• **Work item**:
Look below. Copy each line that has "favicon" in it.
Start of Listed entries
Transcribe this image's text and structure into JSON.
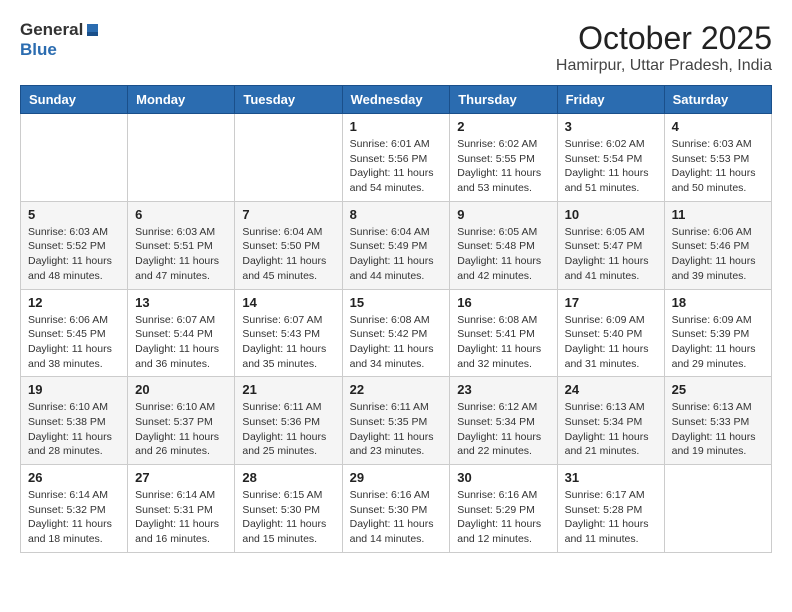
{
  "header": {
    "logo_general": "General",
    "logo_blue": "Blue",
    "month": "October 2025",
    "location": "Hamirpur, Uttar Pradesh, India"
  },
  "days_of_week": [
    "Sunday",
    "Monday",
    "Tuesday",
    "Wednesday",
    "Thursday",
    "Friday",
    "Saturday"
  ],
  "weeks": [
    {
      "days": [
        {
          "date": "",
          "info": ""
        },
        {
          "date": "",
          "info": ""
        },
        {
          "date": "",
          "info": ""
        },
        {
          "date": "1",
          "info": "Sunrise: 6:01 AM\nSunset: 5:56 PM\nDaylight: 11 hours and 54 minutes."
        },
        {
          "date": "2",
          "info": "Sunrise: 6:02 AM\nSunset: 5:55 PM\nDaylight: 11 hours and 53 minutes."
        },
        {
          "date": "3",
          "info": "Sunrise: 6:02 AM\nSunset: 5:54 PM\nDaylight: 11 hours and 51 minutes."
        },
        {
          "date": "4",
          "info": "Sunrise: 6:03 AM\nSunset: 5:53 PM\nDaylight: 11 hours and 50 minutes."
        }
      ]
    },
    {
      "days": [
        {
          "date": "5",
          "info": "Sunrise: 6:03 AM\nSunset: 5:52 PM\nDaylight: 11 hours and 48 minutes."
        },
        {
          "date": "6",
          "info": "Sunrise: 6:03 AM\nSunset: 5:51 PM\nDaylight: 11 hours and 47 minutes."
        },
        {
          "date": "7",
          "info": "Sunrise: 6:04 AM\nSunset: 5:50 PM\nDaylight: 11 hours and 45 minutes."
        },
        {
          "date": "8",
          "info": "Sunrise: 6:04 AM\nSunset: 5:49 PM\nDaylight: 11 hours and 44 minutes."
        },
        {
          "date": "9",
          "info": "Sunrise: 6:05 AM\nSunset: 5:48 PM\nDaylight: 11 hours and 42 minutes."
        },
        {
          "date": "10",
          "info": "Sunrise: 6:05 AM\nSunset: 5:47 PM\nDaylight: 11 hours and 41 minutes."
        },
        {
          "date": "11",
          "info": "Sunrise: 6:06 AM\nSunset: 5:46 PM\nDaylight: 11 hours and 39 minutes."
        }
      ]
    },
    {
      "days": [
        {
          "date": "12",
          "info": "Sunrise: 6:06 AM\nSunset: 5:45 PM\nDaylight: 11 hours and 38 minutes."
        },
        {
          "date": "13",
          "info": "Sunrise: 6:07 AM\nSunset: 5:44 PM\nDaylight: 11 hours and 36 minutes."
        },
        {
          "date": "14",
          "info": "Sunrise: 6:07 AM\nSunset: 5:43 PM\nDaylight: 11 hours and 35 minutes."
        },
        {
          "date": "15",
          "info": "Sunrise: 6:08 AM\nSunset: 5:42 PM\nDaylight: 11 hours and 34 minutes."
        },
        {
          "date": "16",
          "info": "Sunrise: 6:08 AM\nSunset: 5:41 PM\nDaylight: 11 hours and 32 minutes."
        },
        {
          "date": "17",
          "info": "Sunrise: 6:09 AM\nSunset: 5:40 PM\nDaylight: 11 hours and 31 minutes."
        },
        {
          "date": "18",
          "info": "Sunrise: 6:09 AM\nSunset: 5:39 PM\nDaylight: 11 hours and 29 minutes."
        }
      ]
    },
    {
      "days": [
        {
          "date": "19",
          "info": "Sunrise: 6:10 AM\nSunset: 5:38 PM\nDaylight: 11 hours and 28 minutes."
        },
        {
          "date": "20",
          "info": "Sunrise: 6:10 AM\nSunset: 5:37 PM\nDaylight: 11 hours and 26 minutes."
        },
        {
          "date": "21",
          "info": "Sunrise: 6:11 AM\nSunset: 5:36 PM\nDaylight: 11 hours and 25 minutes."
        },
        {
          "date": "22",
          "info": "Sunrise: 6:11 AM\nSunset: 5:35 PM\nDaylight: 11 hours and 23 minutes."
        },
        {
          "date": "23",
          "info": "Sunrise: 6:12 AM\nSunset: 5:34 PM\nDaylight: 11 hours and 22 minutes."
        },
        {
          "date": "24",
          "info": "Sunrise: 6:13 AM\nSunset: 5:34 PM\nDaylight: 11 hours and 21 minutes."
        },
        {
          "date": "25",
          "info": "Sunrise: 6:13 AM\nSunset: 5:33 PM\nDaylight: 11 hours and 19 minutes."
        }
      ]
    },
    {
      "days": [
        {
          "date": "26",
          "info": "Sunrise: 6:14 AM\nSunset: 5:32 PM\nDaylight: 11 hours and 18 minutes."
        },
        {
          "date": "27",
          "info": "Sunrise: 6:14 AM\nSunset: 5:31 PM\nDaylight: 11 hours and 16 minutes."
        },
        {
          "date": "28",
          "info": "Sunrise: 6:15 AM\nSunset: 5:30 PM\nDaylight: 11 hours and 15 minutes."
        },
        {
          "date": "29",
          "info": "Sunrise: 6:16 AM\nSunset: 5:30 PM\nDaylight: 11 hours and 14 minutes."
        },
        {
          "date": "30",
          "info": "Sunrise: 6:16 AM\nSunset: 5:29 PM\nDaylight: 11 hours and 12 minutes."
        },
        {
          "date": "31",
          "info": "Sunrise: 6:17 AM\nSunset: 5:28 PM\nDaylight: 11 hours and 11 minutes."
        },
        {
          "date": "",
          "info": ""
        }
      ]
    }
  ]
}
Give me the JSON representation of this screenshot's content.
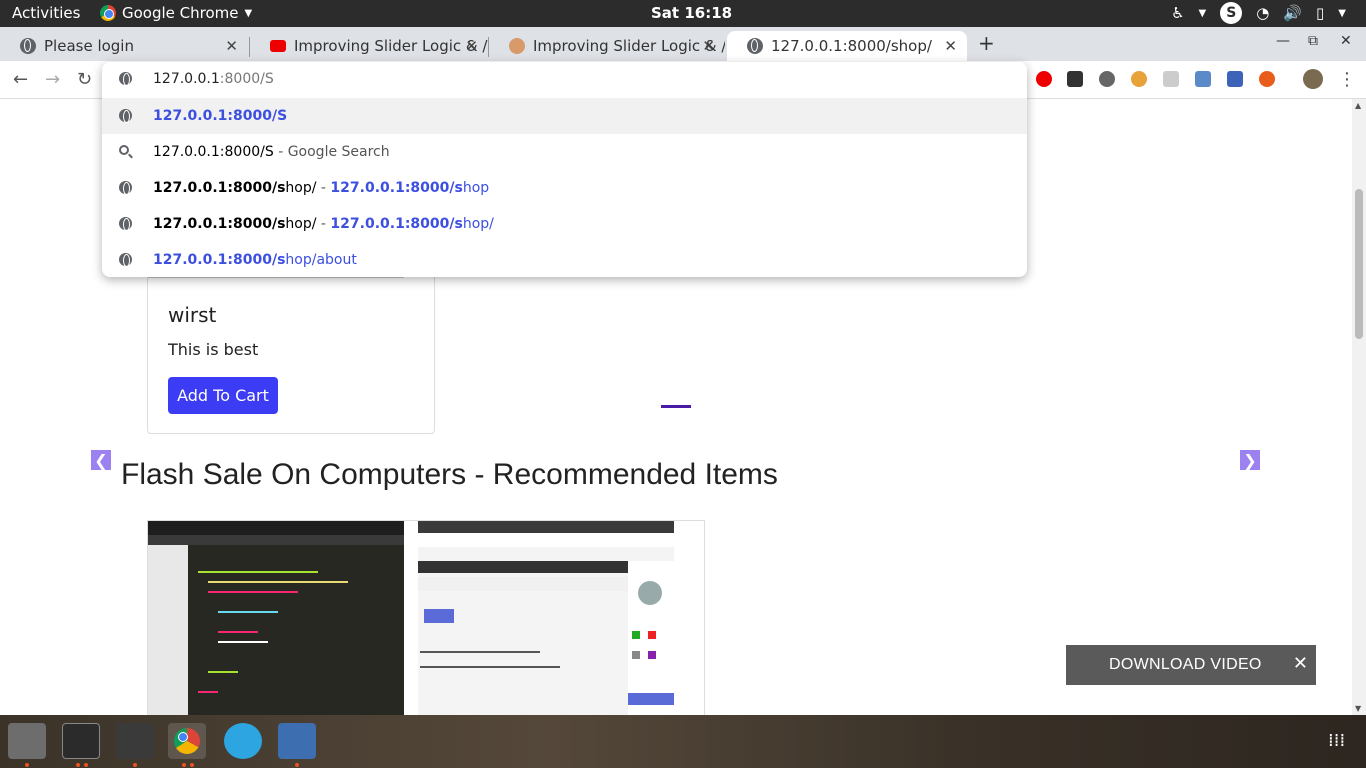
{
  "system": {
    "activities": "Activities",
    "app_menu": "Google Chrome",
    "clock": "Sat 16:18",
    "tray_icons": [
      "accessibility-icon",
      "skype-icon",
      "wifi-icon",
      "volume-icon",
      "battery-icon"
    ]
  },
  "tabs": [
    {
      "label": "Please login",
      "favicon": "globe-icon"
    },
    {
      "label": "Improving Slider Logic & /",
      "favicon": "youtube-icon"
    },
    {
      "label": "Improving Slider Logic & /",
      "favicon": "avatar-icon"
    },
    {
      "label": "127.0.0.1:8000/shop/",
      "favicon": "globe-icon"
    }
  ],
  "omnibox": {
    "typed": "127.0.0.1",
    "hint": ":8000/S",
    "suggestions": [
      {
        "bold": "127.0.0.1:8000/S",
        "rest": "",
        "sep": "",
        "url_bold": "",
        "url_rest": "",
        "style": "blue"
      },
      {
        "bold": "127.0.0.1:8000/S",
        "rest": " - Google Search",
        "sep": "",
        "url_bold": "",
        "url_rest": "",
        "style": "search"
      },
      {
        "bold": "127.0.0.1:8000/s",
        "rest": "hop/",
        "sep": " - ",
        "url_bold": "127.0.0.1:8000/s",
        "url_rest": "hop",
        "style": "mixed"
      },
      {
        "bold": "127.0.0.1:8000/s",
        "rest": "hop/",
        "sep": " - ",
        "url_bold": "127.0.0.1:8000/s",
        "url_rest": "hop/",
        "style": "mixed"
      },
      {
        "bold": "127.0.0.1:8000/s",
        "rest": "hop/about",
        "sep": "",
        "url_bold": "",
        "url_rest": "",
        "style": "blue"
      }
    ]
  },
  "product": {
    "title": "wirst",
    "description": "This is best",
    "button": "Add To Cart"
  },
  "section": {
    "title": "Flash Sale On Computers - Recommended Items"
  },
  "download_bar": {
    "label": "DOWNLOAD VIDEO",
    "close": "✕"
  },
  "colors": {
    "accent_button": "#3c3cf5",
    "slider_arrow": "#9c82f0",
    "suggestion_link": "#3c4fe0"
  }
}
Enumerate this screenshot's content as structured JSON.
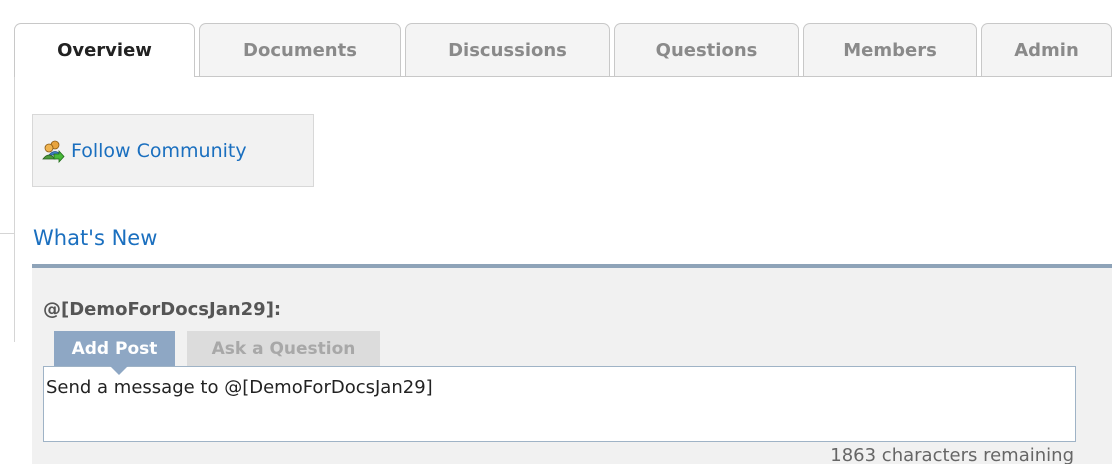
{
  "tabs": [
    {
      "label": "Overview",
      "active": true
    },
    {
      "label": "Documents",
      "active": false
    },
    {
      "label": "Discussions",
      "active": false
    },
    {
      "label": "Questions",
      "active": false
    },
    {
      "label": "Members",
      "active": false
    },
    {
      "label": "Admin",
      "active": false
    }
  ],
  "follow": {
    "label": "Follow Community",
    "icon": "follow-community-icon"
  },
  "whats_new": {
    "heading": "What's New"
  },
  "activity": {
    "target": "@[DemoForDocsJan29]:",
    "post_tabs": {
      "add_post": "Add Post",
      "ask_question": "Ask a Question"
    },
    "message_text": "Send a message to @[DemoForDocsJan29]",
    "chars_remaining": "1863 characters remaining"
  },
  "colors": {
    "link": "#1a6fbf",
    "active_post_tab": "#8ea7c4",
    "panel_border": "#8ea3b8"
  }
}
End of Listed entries
• **Response**:
      "favicon": "globe-icon"
      "favicon": "youtube-icon"
      "favicon": "avatar-icon"
      "favicon": "globe-icon"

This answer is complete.